An exact copy of all the entries below is what this task needs.

> [Entries from a dataset of interfaces]

:::

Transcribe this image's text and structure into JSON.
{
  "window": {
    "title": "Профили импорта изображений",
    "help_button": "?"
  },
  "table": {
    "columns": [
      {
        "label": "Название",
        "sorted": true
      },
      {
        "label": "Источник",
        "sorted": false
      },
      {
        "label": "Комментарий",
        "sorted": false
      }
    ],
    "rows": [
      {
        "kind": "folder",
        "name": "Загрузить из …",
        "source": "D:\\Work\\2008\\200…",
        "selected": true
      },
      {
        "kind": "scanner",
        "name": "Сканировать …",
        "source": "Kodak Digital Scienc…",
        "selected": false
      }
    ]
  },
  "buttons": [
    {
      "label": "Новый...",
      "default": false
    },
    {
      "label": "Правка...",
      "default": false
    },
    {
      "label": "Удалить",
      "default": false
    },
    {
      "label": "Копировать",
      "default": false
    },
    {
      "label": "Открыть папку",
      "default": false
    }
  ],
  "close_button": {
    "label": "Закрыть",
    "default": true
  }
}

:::

> [Output of the exercise]
Transcribe this image's text and structure into JSON.
{
  "window": {
    "title": "Профили импорта изображений",
    "help_button": "?"
  },
  "table": {
    "columns": [
      {
        "label": "Название",
        "sorted": true
      },
      {
        "label": "Источник",
        "sorted": false
      },
      {
        "label": "Комментарий",
        "sorted": false
      }
    ],
    "rows": [
      {
        "kind": "folder",
        "name": "Загрузить из …",
        "source": "D:\\Work\\2008\\200…",
        "selected": true
      },
      {
        "kind": "scanner",
        "name": "Сканировать …",
        "source": "Kodak Digital Scienc…",
        "selected": false
      }
    ]
  },
  "buttons": [
    {
      "label": "Новый...",
      "default": false
    },
    {
      "label": "Правка...",
      "default": false
    },
    {
      "label": "Удалить",
      "default": false
    },
    {
      "label": "Копировать",
      "default": false
    },
    {
      "label": "Открыть папку",
      "default": false
    }
  ],
  "close_button": {
    "label": "Закрыть",
    "default": true
  }
}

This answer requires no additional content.